Many infertile couples experience a high level of stress. This stress can be due to personal, family, social and/or financial pressure. Regardless, this stress is an absolutely normal, natural and understandable reaction to an unpredictable situation with unknown outcomes. Therefore, it is reasonable to say that infertility can cause stress.
Science does not have a factual answer to the question of what causes what. It is very easy to blame our lifestyles and stress for our "dysfunctions," and infertility is one of those dysfunctions.
Older people sometimes choose to blame young couples' "overactive" lifestyles as the reason for their infertility.
Certainly, stress has an effect on the body's equilibrium. Studies have proven that excessive stress can interfere with ovulation, causing some women to stop producing eggs.
Even though, science has proven that stress can play a major role in infertility, it is too simplistic to explain away the problem to one single cause.

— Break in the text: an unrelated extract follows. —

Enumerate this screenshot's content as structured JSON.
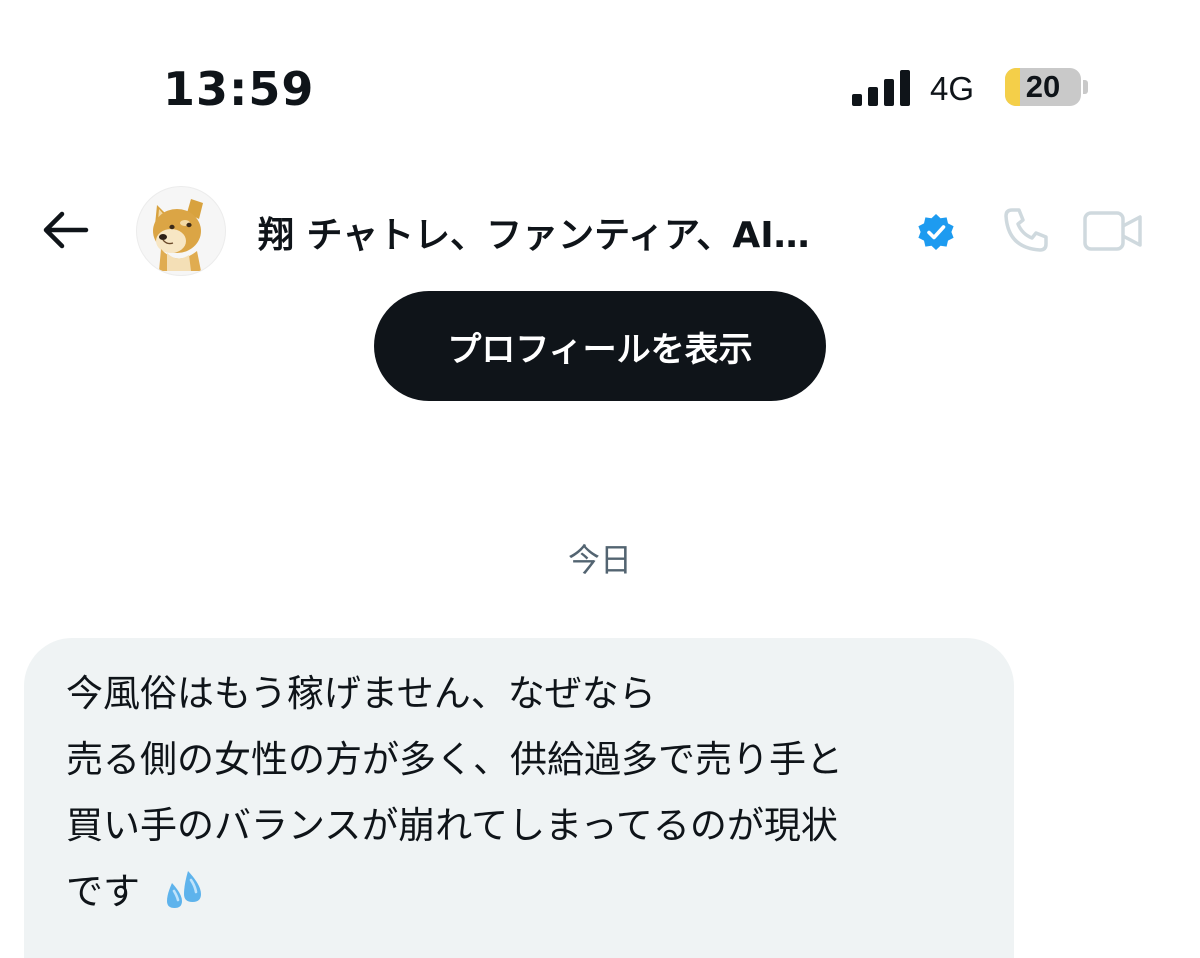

At times, other unapparent endocrinological or physiological factors can play a major role in infertility. For some couples, however, especially partners with unexplained infertility, the relationship between infertility and stress can be a complicated "chicken and egg" situation. Therefore, professional support is recommended to address any emotional or psychological considerations.